Grayling Poland wśród wiodących agencji PR w Polsce pod względem fee income
Doroczny raport PR Check, podsumowujący sytuację branży PR w Polsce, potwierdził topową pozycję Grayling Poland wśród polskich firm public...Czytaj więcej
Being a creative is a terrific job.
I can’t think of many other roles where you can have an idea in your head one minute and see it enjoyed by millions the next. Where your ideas can be featured in the newspaper your dad reads, shared in your mates’ WhatsApp group, or appear on a morning breakfast show watched by the nation as they munch their Weetabix.
It’s absolutely great… most of the time.
But sometimes your brain refuses to connect the dots, can’t find that ‘creative magic’ that everyone assumes you have in abundance, or is just a bit too knackered to have ideas.
Sometimes you feel imposter syndrome, leading you to pitch half-heartedly or concede that your idea isn’t good enough.
You need a thick skin.
I’m not here to get a violin out to serenade creatives having a hard time, because there are a million and one jobs that are much harder, but I do think it’s important to shed light on the reality.
I spoke to some creative leaders in the PR industry to find out how they get to an idea – not the poetic version – but the reality.
What happens when you have an off day? What happens if you have an idea without any strategy? What happens if the only idea you have is that one you’ve tried to sell to four different clients already?
Process… not exactly a word that oozes creativity is it?
Well, actually, yes. According to some it is.
Whether consciously, or unconsciously, we all have a process as to how our brains come to an idea.
Some I spoke to said “ideas just fly in before I’ve even finished the brief” whilst others opt for deep-thinking techniques, taking a break from the relentless bombardment of Teams, Slack, WhatsApp or emails to give their minds time to percolate.
Others remove themselves completely from consciously thinking about the problem they want to solve and run a bath or run themselves around the park to try and find an idea.
Some have a more concrete process, from hour long question-storming sessions to ask everything from “the obvious to the down-right illegal”, to a creative system forcing them to look at a series of different and unusual websites for stimulus, or creating an ideas bank so they can study other people’s ideas and, presumably, nick the best bits for themselves.
Ideas are subjective and many things can turn clients off an idea. From those I spoke to, many echoed the view that: “If you’re passionate about an idea, don’t let that passion die if the first client doesn’t bite your arm off for it”.
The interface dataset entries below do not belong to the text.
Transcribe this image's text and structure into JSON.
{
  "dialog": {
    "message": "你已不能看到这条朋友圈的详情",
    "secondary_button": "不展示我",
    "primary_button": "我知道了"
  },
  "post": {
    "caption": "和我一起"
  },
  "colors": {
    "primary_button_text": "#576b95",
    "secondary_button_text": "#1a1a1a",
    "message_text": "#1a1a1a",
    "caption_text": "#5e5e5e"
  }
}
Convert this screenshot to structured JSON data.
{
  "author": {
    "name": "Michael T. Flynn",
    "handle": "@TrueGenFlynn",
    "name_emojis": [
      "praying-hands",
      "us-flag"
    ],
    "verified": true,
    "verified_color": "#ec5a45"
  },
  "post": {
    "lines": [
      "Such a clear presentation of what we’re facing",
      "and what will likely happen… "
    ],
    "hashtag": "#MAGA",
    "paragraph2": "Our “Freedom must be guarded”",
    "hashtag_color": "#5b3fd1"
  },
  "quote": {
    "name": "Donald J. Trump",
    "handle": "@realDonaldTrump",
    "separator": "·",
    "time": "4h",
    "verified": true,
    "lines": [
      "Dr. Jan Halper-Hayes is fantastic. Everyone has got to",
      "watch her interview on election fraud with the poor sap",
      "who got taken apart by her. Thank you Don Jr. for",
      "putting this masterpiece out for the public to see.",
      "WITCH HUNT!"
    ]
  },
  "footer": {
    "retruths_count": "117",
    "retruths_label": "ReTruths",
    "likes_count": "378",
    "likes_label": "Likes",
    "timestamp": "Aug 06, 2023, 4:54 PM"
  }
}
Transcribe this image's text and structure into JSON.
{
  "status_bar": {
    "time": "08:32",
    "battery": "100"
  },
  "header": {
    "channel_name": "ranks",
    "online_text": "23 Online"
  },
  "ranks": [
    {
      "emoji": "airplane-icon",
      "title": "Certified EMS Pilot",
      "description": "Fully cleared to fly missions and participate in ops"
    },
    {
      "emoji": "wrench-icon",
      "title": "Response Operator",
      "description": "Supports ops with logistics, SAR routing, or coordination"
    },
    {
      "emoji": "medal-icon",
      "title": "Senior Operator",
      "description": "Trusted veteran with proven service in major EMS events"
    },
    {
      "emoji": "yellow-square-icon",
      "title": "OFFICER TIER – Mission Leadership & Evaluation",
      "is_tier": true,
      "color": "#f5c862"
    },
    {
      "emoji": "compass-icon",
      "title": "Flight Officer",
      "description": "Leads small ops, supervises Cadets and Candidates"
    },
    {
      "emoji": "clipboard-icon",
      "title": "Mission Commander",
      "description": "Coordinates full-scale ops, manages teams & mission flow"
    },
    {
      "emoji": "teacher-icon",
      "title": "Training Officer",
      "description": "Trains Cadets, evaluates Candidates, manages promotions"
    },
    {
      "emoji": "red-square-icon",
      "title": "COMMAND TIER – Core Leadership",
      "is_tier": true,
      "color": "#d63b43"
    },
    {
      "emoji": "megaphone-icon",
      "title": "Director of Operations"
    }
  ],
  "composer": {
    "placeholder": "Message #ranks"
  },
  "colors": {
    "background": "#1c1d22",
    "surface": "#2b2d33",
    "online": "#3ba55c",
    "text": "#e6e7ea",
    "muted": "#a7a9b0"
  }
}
One consumer PR creative told me they have ideas that they’ve loved for years and they “Keep evolving the idea and bringing it out of the ideas fridge when the time is right”.
Speaking from my own experience, I’ve always kept ideas stored somewhere (either a Post-It note or on a Google Doc) but I also try to squirrel away interesting photography techniques, arresting images that have made international press, or snapshots on my phone from exhibitions. Upcycling creative works and feeding your brain with consistent stimulus is so important.
However, a word of caution also comes with recycling ideas. One creative warns: “When you hear yourself sell something again it always loses something, so I wouldn’t advocate ramming in the same ideas for years… There’s a reason it hasn’t been bought.”
Everyone has off days and the pressure of having to be creative all the time can be detrimental if you don’t embrace having a day where you admit that your brain just isn’t ticking (some call it a hangover).
Working under constant pressure isn’t great for a constant flow of good quality ideas. One business leader told me: “The PR and creative industry has increasingly been talking about mental health, but then it’s become standard to juggle several briefs and deadlines, work under pressure and constantly churn out ideas whilst conveying a sense of always being busy”.
They also mentioned that when this happens, they make a conscious effort to recognise their mental capacity and switch off if they’re not in a productive state to generate ideas or solve a problem.
Others mentioned the power of getting outside on off days (nice one, English weather) and when ideas are harder to come by, trying “more walking and talking”.
It’s also worth remembering that this is all a team game and great ideas happen not because of one individual, but because of a collective group with a shared desire to make stuff they’re proud of. As a seasoned professional told me: “An idea never just comes from one person – surround yourself with great people and you’ll always get to great ideas”.
That seems like a good way to end this post.
If you have scored yourself a creative role then embrace it, enjoy it, revel in it but also remember that the best work comes from teamwork, from collaboration and from surrounding yourself with people you learn from.
Creative magic doesn’t exist, but magic creative ideas can. Just find yourself the right environment and the right people to make it happen.